Buying tickets to music, sporting and other events is often expensive and can take a chunk out of your wallet. You obviously don't want to experience that gut-wrenching feeling that follows after being told your ticket is fake. Fake tickets may at first appear the same as authentic tickets, but if you look closely, counterfeit tickets normally have at least one design flaw that an authentic ticket doesn't have.
Examine the ticket for any typos. A quick look for any misspellings, grammar mistakes and URL mistakes will tell you right away if you're dealing with a fake ticket. Look closely at the URL on the front of the ticket, which is the URL where you can purchase the tickets. If there are any spaces, forward or backward dashes or impossible URL characters, such as a dollar sign or pound sign, then the ticket is fake.
Look at the font of the ticket. Most ticket companies use Arial font. If the ticket uses a different type of font, such as Times New Roman, the ticket is most likely a fake.
Inspect the ticket for a bland and dull look.

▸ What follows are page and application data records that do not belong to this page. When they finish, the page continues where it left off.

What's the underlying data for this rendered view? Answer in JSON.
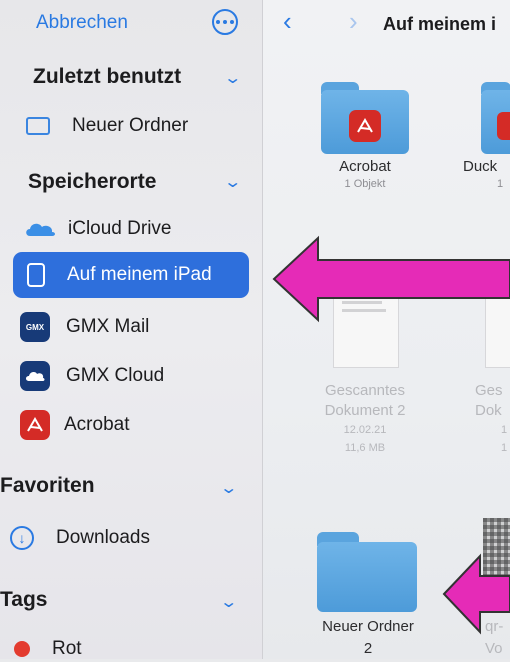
{
  "sidebar": {
    "cancel_label": "Abbrechen",
    "recent": {
      "heading": "Zuletzt benutzt",
      "items": [
        {
          "label": "Neuer Ordner",
          "icon": "folder-outline-icon"
        }
      ]
    },
    "locations": {
      "heading": "Speicherorte",
      "items": [
        {
          "label": "iCloud Drive",
          "icon": "icloud-icon"
        },
        {
          "label": "Auf meinem iPad",
          "icon": "ipad-icon",
          "selected": true
        },
        {
          "label": "GMX Mail",
          "icon": "gmx-mail-icon",
          "badge": "GMX"
        },
        {
          "label": "GMX Cloud",
          "icon": "gmx-cloud-icon"
        },
        {
          "label": "Acrobat",
          "icon": "acrobat-icon"
        }
      ]
    },
    "favorites": {
      "heading": "Favoriten",
      "items": [
        {
          "label": "Downloads",
          "icon": "download-icon"
        }
      ]
    },
    "tags": {
      "heading": "Tags",
      "items": [
        {
          "label": "Rot",
          "color": "#e33b2f"
        }
      ]
    }
  },
  "main": {
    "title": "Auf meinem i",
    "items": [
      {
        "name": "Acrobat",
        "sub": "1 Objekt"
      },
      {
        "name": "Duck",
        "sub": "1"
      },
      {
        "name_line1": "Gescanntes",
        "name_line2": "Dokument 2",
        "date": "12.02.21",
        "size": "11,6 MB"
      },
      {
        "name_line1": "Ges",
        "name_line2": "Dok",
        "date": "1",
        "size": "1"
      },
      {
        "name_line1": "Neuer Ordner",
        "name_line2": "2"
      },
      {
        "name_line1": "qr-",
        "name_line2": "Vo"
      }
    ]
  },
  "colors": {
    "accent": "#2a7ae2",
    "selected_row": "#2e6fdc",
    "annotation_arrow": "#e52bb7",
    "acrobat_red": "#d42b26",
    "gmx_blue": "#173a78"
  }
}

Most authentic tickets are printed with a glossy shine to them. Amateur ticket cons often have a difficult time recreating the same look that's found on legitimate tickets. If the ticket is surprisingly dull in color or the color just seems off, then it's better to look for another ticket.

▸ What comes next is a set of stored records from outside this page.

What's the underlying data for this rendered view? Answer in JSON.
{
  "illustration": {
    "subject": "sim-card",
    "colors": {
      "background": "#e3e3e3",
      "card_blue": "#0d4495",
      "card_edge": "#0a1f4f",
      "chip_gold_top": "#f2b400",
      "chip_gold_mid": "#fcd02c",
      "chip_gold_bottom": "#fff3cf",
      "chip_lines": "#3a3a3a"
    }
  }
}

Read the seat number and section. If you're familiar with the arena or venue building and know the general seating makeup, then a quick glance at your seat number and section can tell you a lot about the ticket. If the number or section doesn't exist, then the ticket is fake. For example, if the ticket reads "Section J, Row D, Seat 5," and section J doesn't exist, then the ticket obviously is counterfeit.

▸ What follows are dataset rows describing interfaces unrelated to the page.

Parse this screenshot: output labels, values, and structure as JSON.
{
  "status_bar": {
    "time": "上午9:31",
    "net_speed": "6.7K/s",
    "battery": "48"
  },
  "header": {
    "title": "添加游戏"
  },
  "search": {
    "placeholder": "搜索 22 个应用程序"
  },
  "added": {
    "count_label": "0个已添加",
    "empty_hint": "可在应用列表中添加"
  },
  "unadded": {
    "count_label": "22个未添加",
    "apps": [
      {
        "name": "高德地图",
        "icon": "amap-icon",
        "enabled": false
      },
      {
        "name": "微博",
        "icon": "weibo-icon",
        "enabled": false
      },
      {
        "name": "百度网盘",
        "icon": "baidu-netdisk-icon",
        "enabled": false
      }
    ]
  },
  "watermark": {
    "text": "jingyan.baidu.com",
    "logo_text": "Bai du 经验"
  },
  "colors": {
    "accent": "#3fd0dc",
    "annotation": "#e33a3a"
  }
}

Look for a bar code. Some arenas and buildings do not use bar-code scanners to scan tickets, but many do. If you're familiar with your arena or venue building and know that tickets are printed with bar codes, then always check to ensure the ticket has a bar code. If the ticket does include a bar code, don't automatically assume it's legitimate; professional ticket counterfeiters can and do print fake bar codes on tickets.
Judge the seller's reaction. If the person selling you the ticket becomes fidgety or doesn't let you examine the ticket before buying it, then the person is probably holding onto a fake ticket. A person selling a legitimate ticket has no reason to hide the ticket from you.
Buy from established ticket companies whenever you can. Established ticket companies ensure that the tickets they sell are completely authentic and will offer you a refund if you buy a counterfeit ticket.
Never buy tickets online unless you're buying from an established ticket company or a company that offers refunds for any counterfeit tickets. Purchasing a ticket online puts you at a disadvantage, because you can't examine the ticket prior to buying it.
Located in Pittsburgh, Chris Miksen has been writing instructional articles on a wide range of topics for online publications since 2007. He currently owns and operates a vending business. Miksen has written a variety of technical and business articles throughout his writing career. He studied journalism at the Community College of Allegheny County.